I have been back and forth to Salt Spring Island over the past few weeks, visiting my Mum and Dad and painting on location. It’s been so wonderful getting back to plein air painting. The weather has been superb – warm enough not to need a sweater but not so hot as to be uncomfortable. Just perfect!
I thought it’s about time I started sharing what I’ve been up to. So here’s the progression of a pastel I did in Vesuvius on Salt Spring Island. (This was the one time I went out alone so you’ll have to wait for another blog post to catch sight of my parents at work!)
Let’s take a boo.
There is really nothing like painting on location!!
Here’s a quote about painting on location that I think is so true.
Feel free to Pin it if you agree!
You can see some of Charles Muench’s work by clicking here.
Painting on Location – upcoming video and contest!

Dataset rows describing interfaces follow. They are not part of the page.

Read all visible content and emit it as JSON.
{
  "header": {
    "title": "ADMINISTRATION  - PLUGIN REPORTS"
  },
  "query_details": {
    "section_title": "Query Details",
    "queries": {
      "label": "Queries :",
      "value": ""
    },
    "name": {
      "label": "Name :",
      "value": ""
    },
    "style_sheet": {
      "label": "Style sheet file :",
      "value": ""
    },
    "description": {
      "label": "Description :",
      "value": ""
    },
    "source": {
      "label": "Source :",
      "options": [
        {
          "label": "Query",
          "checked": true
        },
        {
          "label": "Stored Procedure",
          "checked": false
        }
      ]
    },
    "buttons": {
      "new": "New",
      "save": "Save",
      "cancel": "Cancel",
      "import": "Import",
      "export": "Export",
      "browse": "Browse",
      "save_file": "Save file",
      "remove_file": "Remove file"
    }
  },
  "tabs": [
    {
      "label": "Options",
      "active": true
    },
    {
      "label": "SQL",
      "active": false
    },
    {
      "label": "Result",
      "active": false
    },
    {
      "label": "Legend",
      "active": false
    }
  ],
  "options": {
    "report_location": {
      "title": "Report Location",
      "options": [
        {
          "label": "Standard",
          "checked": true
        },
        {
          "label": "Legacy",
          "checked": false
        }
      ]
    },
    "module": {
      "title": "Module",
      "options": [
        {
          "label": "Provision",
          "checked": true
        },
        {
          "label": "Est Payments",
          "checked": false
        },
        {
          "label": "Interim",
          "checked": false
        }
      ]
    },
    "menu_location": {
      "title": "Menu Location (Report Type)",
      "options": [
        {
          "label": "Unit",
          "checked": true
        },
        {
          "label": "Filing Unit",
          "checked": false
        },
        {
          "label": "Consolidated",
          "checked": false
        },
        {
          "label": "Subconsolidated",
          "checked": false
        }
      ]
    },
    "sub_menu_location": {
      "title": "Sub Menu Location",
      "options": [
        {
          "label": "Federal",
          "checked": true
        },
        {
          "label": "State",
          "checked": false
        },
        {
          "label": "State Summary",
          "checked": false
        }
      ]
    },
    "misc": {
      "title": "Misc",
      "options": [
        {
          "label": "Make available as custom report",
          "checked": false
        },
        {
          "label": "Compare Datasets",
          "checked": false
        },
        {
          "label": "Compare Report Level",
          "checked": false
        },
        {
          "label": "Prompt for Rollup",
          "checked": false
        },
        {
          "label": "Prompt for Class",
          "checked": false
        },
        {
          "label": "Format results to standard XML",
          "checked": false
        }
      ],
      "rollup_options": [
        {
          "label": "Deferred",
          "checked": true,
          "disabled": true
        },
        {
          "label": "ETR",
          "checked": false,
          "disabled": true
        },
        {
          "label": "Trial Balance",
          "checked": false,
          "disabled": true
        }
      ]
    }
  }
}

On another topic, as you may have noticed in my Summer Newsletter, I’m working on a video about painting on location that will be for sale. I would love your input as to what information you would like to see included. What are your questions, your hesitations, about pastelling en plein air? Please let me know in the next few days as I am hoping to finish the voiceover and editing next week. Anyone who offers some input will be included in a draw for a free copy when I release it!! So come on, ask away!
Thanks for being here. You know I’d love to hear your comments about this post!
Until next time,
A couple of weeks ago, I went to visit my Mum and Dad on Salt Spring. It had been a while since I’d spent some time with them and although I have good friends on SSI and always want to visit everyone, I decided to spend the time wholly with my parents. We planned to paint plein air and that’s what we did.
We ended up at Mistaken Identity Vineyards, a delightful place to spend part of the day pastelling en plein air. Here is the progression from first thought to final piece (finished in the studio).
But that wasn’t quite the end of the story. Mistaken Identity Vineyards were holding a summer celebration that Sunday and it was just beginning to get underway. The local newspaper’s photographer, Jen MacLellan, was on hand and snapped a few shots of me pastelling en plein air.
And the following Wednesdaythis fine photo of me appeared in the Driftwood newspaper!
So much for a quiet sneak onto Salt Spring. I hadn’t let anyone other than my parents know I was visiting and now everyone knew I’d been on the island!!! Cracked me up I’ll tell you. 🙂
Here’s a view of the vines I was painting:
And here’s the final pastel after a bit of tweaking in the studio. You can see I warmed up the backlit vines as well as the ground. I also added some mauve areas, for instance, in among the background trees.
So remember, beware of sneaking around in vineyards!
Before I leave, I wanted to let you know that I will be teaching a two-day plein air pastel workshop on Salt Spring 24-25th of August. If you are on my list of people interested in workshops, you will receive an email with more details in the next couple of days. If you are not on that list and would like more info, please let me know. And I encourage you to spread the word to anyone who might be interested! It’s open to all levels.
Thanks for spending this time with me. If you have any questions about this process or about painting en plein air, please leave a comment with your query.
Thanks so much for reading.